▸ **WORK INSTRUCTIONS**
Check each line of the entries below for the string "temperatura"; copy every line where it appears.

▸ **PROVIDED ENTRIES**
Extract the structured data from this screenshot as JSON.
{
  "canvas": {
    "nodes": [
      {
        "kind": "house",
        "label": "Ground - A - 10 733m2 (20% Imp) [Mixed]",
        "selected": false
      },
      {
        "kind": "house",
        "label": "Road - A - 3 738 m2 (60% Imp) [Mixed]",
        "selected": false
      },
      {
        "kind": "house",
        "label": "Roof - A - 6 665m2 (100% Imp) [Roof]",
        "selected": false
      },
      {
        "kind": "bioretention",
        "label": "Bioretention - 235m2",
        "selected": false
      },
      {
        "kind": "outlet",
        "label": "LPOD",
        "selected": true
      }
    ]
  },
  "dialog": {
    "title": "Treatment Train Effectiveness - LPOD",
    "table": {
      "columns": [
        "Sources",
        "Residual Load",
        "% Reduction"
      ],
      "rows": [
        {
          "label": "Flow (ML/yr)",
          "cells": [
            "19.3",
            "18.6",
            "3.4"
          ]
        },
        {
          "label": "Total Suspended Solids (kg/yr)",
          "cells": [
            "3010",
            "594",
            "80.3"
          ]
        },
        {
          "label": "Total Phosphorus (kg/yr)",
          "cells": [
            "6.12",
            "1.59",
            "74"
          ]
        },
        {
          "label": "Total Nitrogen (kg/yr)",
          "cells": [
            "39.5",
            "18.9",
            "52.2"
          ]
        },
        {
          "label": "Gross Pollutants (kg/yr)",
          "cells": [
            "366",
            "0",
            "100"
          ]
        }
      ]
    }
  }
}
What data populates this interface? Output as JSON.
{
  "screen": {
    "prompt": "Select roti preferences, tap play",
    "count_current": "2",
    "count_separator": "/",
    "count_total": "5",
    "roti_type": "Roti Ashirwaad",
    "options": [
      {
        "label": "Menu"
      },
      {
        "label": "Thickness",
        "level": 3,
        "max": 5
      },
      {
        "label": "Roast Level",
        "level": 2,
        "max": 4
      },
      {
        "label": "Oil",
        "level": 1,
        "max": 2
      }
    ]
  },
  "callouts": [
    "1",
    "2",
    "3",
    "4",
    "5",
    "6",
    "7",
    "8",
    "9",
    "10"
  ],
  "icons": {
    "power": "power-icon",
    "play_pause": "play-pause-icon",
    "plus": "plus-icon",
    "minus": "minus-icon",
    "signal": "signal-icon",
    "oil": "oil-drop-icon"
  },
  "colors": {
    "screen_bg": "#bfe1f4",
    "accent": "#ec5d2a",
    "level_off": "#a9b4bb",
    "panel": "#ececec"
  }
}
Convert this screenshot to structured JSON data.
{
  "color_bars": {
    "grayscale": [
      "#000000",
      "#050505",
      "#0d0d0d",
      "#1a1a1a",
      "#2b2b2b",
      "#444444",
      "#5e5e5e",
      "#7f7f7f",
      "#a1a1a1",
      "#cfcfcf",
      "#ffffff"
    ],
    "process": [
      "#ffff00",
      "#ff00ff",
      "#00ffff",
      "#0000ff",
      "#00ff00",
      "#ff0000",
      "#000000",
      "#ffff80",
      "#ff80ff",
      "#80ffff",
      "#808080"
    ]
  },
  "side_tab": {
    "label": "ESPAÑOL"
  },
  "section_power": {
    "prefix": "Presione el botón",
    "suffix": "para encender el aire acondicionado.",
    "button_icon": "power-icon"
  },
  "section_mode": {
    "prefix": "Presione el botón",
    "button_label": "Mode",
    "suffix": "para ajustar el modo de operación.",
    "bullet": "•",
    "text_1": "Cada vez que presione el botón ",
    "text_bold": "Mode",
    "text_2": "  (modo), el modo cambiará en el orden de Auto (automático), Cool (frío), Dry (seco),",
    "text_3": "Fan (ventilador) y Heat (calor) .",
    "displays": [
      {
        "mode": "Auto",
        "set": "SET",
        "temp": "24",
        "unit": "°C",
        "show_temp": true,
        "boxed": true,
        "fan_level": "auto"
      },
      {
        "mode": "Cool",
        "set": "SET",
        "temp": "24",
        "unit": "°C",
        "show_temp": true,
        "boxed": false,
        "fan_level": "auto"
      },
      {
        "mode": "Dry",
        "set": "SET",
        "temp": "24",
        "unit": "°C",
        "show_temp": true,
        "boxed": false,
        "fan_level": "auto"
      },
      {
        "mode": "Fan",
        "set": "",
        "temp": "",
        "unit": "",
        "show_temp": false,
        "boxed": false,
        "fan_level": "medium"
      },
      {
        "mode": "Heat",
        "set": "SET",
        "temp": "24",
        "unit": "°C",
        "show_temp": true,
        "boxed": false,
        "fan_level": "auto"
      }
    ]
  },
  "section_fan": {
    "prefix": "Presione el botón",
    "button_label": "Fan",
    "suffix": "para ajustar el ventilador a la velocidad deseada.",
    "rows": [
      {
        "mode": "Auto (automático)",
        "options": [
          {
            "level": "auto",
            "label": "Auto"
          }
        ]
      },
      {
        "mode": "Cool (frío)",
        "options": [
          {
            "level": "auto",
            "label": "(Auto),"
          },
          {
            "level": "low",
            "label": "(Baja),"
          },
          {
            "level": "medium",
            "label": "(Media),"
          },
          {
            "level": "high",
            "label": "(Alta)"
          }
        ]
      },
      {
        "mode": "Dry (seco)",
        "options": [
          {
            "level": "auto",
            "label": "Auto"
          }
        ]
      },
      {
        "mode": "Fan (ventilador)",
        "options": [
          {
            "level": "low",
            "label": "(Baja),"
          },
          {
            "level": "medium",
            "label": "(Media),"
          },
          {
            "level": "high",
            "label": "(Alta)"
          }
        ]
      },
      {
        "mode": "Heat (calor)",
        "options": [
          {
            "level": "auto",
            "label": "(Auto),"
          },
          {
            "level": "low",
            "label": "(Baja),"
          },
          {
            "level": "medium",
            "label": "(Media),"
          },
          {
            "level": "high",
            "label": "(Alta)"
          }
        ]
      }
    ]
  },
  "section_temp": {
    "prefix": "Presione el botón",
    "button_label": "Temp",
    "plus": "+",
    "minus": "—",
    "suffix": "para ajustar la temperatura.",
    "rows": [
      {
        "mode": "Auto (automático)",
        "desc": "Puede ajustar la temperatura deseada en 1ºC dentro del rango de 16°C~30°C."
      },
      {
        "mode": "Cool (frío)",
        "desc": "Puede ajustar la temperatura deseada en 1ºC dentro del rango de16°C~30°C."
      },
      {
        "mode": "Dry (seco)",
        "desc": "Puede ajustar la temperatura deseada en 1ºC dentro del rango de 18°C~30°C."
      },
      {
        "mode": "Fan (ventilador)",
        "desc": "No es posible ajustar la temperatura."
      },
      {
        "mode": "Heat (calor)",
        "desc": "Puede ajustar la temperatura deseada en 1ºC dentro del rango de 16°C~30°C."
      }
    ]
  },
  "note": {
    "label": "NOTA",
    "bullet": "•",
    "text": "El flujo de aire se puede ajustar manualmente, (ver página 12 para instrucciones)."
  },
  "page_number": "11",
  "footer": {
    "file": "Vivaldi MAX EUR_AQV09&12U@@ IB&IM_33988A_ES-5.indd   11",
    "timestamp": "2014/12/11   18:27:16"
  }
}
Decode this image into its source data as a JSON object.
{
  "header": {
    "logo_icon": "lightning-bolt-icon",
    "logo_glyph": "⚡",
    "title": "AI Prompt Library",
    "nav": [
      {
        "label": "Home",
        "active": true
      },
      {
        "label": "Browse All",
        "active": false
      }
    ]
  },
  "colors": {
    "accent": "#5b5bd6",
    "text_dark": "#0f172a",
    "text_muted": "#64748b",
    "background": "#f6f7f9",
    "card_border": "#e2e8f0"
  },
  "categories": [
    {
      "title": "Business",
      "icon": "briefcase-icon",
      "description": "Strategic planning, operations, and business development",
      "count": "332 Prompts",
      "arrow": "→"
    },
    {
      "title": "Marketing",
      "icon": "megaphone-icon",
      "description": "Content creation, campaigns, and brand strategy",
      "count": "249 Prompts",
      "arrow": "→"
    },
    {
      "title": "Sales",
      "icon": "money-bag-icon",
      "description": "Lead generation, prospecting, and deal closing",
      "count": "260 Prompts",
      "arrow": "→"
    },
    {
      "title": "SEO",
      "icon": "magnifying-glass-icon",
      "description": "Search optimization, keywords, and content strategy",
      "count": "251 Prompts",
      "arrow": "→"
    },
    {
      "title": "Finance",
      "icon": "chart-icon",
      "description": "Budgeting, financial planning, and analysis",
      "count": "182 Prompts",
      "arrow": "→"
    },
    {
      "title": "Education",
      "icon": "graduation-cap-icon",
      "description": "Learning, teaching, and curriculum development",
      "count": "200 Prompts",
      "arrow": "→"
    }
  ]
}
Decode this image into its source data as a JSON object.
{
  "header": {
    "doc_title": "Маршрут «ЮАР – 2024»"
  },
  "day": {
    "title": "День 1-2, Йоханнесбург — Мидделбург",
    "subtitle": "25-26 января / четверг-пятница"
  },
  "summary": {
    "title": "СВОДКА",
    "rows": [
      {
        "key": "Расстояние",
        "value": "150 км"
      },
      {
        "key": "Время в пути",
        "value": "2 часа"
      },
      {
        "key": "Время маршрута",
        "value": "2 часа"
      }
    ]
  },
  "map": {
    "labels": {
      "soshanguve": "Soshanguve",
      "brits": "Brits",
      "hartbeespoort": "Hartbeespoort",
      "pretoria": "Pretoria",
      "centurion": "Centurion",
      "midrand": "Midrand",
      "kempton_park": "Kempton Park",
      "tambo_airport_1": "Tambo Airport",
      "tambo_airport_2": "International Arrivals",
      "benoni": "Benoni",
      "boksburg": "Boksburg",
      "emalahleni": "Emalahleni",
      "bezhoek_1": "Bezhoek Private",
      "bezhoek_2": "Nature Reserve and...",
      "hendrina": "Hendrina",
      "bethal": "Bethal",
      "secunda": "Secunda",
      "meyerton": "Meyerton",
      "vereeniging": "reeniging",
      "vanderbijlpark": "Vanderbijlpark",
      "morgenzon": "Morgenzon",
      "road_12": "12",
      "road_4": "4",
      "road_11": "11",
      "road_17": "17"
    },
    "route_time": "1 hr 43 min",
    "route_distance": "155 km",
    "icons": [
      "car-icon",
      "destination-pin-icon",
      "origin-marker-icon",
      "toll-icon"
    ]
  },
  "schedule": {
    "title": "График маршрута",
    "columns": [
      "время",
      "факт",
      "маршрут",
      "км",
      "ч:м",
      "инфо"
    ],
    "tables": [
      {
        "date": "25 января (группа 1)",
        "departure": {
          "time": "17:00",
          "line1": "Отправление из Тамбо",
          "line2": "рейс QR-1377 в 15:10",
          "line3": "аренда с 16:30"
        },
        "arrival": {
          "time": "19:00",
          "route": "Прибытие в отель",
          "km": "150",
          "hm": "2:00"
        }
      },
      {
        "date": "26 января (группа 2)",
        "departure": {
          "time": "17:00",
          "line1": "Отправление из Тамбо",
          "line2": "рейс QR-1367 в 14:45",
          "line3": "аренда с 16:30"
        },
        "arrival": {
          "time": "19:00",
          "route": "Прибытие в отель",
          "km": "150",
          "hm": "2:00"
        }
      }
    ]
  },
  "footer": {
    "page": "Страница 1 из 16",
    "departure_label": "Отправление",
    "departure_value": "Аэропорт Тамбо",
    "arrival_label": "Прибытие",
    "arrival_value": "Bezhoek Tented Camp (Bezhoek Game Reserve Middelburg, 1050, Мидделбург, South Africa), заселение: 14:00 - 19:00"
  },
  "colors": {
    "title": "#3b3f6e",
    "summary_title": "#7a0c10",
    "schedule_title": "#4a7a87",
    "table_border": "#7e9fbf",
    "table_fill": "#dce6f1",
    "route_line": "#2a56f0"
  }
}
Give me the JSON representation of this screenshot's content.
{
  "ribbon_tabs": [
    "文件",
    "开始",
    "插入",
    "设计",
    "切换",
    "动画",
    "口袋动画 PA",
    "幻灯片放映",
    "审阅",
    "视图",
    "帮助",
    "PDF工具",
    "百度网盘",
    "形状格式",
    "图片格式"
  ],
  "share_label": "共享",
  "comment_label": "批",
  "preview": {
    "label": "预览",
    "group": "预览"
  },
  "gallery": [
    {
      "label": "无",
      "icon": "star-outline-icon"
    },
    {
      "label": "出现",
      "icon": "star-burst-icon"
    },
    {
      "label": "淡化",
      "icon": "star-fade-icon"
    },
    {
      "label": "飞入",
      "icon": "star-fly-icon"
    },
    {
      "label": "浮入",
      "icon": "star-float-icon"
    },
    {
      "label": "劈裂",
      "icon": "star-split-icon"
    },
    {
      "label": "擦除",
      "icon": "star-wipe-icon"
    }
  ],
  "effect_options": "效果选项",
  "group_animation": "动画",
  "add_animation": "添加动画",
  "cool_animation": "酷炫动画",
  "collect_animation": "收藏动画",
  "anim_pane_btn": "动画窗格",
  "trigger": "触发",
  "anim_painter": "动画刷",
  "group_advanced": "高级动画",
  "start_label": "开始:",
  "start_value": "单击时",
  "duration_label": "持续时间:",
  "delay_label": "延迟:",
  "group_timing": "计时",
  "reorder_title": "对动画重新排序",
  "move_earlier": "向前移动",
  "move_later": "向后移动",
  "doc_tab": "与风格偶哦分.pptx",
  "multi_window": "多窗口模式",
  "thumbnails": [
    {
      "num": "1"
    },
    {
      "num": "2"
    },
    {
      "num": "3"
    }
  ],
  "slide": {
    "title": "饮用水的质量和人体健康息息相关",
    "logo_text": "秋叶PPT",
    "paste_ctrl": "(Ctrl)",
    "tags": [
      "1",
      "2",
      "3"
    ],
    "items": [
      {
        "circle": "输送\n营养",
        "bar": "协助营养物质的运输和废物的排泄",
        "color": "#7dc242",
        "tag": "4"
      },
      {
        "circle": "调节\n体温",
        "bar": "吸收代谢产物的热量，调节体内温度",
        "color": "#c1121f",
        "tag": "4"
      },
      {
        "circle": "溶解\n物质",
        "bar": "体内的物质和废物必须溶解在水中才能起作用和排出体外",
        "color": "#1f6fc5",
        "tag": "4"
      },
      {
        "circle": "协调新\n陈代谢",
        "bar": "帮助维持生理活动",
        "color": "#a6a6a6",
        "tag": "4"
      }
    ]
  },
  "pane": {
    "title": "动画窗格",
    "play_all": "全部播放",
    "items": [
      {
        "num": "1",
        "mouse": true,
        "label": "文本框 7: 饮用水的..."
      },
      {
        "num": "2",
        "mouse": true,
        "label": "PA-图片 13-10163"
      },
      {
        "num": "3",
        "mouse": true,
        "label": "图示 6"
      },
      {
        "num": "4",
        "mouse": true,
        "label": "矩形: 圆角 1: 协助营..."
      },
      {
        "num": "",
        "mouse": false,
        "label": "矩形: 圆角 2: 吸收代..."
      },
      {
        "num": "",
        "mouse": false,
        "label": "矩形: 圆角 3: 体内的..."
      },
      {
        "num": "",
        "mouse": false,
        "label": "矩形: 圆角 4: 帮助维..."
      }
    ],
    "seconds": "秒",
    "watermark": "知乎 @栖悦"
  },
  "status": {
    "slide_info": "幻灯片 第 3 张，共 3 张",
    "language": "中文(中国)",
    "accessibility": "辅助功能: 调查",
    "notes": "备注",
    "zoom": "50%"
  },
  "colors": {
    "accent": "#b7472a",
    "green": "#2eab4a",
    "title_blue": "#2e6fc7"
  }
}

▸ **COMPLETED TASK**
    "suffix": "para ajustar la temperatura.",
        "desc": "Puede ajustar la temperatura deseada en 1ºC dentro del rango de 16°C~30°C."
        "desc": "Puede ajustar la temperatura deseada en 1ºC dentro del rango de16°C~30°C."
        "desc": "Puede ajustar la temperatura deseada en 1ºC dentro del rango de 18°C~30°C."
        "desc": "No es posible ajustar la temperatura."
        "desc": "Puede ajustar la temperatura deseada en 1ºC dentro del rango de 16°C~30°C."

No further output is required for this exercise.